UK stands out with highest levels of support for marine electrification and stronger safety regulations
GLASGOW; 1 November 2021: New polling commissioned by climate action solution provider Shift Clean Energy, demonstrates a remarkably high level of support for marine electrification as a way to fight climate change. Released during COP26 and the three-day Zero Emissions Ship Technology Association (ZESTAs) SHIP ZERO° workshop, the polling also revealed this is coupled with a strong desire for stronger safety regulations that would prevent all battery fires.
“Electrification in the marine and shipping industries has to happen if we want to meet International Maritime Organization, European Union and other GHG reduction goals,” said Brent Perry, CEO, Shift Clean Energy, and ZESTAs Chair. “People want to see it happen, but do want to ensure regulators put strong rules in place to ensure mariner and public safety.”
Energy storage systems (ESS) are an increasingly popular way to decrease greenhouse gases (GHGs), both in the marine sector and beyond as companies move to lower or zero emissions operations through electrification versus using diesel or other fuels. Current applications include fully electric or hybrid ferries, offshore wind farm servicing vessels, yachts and harbour servicing vessels, and increasingly, on land electrification of ports, terminals and inland waterway shipping. Shipping and marine industries are responsible for producing three per cent of global GHGs, equal to those produced by the entire country of Germany annually.

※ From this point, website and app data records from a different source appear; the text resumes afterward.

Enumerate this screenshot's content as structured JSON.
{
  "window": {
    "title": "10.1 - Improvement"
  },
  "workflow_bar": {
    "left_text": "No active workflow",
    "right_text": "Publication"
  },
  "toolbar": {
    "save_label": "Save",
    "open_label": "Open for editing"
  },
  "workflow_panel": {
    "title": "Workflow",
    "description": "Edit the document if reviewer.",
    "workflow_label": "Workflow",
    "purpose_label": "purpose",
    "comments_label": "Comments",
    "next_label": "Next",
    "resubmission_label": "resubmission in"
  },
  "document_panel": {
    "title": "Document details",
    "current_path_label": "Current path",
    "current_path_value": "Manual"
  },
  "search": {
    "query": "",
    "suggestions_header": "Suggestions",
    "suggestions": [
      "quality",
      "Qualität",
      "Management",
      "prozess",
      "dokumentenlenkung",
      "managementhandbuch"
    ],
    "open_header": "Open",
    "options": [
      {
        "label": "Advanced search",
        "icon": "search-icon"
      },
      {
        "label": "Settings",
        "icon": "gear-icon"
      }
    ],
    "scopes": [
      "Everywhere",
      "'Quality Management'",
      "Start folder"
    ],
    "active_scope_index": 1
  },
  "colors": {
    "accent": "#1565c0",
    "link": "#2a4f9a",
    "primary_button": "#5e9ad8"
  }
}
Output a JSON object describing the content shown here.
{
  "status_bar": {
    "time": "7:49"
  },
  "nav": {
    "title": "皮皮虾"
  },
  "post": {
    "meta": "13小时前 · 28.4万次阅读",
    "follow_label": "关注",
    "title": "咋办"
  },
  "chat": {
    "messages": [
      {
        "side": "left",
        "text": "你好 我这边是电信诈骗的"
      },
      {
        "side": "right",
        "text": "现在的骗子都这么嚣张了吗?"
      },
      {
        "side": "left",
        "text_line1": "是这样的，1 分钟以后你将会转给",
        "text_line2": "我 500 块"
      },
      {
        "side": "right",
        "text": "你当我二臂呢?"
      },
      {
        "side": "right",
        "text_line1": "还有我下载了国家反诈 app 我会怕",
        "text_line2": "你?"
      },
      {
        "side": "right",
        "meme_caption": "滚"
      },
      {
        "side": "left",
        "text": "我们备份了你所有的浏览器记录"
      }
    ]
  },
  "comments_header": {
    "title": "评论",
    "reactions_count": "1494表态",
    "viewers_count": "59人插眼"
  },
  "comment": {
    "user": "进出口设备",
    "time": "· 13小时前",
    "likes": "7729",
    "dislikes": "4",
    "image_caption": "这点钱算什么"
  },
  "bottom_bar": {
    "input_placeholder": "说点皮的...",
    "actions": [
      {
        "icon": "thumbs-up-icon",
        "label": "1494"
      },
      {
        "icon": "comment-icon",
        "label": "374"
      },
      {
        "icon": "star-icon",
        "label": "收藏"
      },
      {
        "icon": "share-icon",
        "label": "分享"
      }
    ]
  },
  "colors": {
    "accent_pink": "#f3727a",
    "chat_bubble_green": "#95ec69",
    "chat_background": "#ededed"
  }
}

Marine batteries, made from lithium, allow for fast charging and discharging. This is needed when marine vessels need quick speed pickup or have fast turn arounds and limited time for charging, like ferries. However, current standards for battery approval state that individual battery cells can catch fire and still be approved, as long as that fire can’t spread from one cell to another. Given the impact any fires could have on ferries or other vessels, there are risks to this regulatory framework.
“As a sailor and ship builder myself, safety is my number one priority and I’m proud to say we’ve never had a battery fire and our safety systems are designed so we never will,” said Perry. “No battery should catch fire ever: isn’t this just how it should work? Shift’s batteries meet standards we won’t even see for other 30 years and we post the full, unedited battery test videos.”
Other polling findings included:
- There is considerable support for batteries as a tool to fight climate change, averaging 68 per cent, with the highest in UK at 74 per cent;
- UK, Belgium and France were the most supportive of governments encouraging batteries to fight climate change;
- Support for battery storage is also very high in the UK (74 per cent); even the country with the lowest support was still very high (the Netherlands at 65 per cent);
- Under half of those polled said existing regulations were strong enough, and there was universal support for change;
- Transparency is a priority: an average of 82 per cent of residents polled agreed that reporting on any incident involving marine batteries, including fires, was necessary, with the UK the highest at 90 per cent.
“With COP26 happening in the UK this week, we were encouraged to see that the UK stood out as highly supportive of battery storage as a tool against climate change; three quarters of those polled wanted to see more marine batteries used, but with improved regulations (87 per cent) and transparency of reporting of issues (90 per cent),” said Mario Canseco, President, Research Co.
Current safety technology exists to prevent ESS fires now and is used by Shift, including:
- Water cooling systems: immediately dissipate heat in the event of damage to the lithium core, resulting in a small amount of vapour vented outside;
- More robust batteries in metal containers: surround batteries in metal versus in plastic, which is flammable;
- More control over production: Shift co-owns the battery manufacturing facility in Germany;
- Better software: cloud-based management system that remains on whether the battery is being used or not, to alert operators to any concerns.
Last week, Shift also launched its new PwrSwäp service in London, the centre of the international maritime sector. PwrSwäp is a pay-as-you go subscription service which allows customers to start saving money on day one while electrifying and moving to zero emissions. This service is an excellent solution for on land activities such as ports, terminals, industrial sites and small communities.
Research Co. undertook polling of between 501 and 507 citizens in their official languages in eight countries from October 7 to October 13, 2021, totaling 4,024 adult residents of eight European countries. Countries polled were: Belgium, Denmark, France, Germany, Netherlands, Norway, Sweden and the United Kingdom. The data has been statistically weighted according to national census figures for age, gender and region in each country. The margin of error—which measures sample variability—is +/- 4.4 percentage points, 19 times out of 20 for each country.
About Research Co.
Research Co. is the highest rated Canada-based pollster on FiveThirtyEight and is one of the top five national pollsters on 338Canada. Since 2018, we have issued correct forecasts for 43 electoral processes. Simply put, we are curious about what people think and the decisions they will make. Some call it public opinion, others call it polling or public affairs. We never compromise facts for profit. Our agenda is the truth. We have a global network of partners in the qualitative, data collection and data visualization specialities.